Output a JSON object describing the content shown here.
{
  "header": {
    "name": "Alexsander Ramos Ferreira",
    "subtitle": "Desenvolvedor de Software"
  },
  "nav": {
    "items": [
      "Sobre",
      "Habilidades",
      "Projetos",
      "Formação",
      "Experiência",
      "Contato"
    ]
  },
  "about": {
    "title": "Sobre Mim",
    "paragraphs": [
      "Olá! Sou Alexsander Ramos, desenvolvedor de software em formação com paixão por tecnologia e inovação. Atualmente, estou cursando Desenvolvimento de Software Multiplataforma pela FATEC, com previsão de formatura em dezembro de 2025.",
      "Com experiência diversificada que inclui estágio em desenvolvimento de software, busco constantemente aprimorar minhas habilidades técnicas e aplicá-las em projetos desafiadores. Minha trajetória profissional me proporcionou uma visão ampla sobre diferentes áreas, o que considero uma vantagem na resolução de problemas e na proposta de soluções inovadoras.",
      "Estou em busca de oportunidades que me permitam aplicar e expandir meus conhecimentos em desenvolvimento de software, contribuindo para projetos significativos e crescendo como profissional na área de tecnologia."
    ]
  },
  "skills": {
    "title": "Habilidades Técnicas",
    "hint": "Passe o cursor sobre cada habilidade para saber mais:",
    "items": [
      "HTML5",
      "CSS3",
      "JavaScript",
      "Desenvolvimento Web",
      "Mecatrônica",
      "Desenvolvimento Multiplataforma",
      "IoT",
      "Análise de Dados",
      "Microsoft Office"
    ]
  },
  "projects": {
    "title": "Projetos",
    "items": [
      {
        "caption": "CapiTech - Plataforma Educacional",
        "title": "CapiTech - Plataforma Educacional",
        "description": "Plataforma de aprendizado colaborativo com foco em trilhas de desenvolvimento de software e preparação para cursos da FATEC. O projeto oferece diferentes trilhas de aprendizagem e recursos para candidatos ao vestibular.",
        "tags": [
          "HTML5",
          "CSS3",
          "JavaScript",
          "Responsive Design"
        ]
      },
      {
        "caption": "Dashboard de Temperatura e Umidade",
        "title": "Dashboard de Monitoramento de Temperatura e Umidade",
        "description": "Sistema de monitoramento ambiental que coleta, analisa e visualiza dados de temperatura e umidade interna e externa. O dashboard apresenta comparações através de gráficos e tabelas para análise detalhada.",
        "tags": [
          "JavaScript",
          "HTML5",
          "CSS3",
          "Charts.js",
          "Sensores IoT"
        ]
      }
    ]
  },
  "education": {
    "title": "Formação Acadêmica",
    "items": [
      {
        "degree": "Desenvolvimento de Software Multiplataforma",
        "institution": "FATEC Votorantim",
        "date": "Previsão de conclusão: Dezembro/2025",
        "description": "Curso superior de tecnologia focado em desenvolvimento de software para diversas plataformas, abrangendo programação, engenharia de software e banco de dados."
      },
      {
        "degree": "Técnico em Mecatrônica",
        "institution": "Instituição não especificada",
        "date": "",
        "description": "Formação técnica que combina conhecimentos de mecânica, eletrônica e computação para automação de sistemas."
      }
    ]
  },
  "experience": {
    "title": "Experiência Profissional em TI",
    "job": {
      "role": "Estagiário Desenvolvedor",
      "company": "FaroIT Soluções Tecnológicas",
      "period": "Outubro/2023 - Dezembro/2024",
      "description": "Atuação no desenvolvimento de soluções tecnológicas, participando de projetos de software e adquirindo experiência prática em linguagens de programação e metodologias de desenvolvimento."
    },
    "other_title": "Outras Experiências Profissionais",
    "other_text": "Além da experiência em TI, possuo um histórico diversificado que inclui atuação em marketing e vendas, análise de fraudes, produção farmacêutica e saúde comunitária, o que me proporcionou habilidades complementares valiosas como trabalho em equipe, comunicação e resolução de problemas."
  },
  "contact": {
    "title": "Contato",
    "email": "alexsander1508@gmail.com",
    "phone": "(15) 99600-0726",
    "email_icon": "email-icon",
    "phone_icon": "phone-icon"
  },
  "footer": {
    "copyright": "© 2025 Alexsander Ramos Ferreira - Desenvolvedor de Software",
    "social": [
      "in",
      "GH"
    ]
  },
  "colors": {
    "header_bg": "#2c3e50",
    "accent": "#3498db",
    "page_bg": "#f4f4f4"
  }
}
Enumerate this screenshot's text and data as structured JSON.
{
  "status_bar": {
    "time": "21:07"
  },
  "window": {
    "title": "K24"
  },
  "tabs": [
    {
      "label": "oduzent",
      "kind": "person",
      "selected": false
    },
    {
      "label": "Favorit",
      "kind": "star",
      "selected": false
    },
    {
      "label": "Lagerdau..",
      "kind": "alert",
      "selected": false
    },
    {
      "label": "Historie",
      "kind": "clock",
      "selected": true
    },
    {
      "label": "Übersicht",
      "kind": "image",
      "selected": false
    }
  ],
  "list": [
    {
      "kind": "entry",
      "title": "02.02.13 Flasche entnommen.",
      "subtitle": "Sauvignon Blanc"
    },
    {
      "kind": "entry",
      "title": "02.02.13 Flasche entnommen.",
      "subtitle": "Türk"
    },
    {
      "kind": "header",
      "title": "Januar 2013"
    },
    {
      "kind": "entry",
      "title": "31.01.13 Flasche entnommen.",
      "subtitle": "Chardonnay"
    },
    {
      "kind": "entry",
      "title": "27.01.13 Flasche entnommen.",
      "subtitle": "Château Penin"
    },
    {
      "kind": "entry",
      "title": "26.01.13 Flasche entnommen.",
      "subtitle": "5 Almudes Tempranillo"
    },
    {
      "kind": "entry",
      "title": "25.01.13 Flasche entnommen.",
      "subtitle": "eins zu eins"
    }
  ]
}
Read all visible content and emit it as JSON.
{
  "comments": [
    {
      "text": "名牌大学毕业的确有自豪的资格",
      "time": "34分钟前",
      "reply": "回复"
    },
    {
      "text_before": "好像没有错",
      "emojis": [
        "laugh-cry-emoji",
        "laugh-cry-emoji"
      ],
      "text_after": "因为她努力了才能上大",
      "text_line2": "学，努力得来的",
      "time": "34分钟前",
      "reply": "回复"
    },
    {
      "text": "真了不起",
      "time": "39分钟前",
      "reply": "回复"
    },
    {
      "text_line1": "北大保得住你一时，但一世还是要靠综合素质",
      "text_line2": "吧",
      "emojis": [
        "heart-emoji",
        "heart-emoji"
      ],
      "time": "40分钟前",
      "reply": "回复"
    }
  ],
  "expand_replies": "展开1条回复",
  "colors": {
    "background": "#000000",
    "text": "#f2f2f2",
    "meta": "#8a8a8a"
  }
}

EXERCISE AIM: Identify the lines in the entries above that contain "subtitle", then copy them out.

THE ANSWER:
    "subtitle": "Desenvolvedor de Software"
      "subtitle": "Sauvignon Blanc"
      "subtitle": "Türk"
      "subtitle": "Chardonnay"
      "subtitle": "Château Penin"
      "subtitle": "5 Almudes Tempranillo"
      "subtitle": "eins zu eins"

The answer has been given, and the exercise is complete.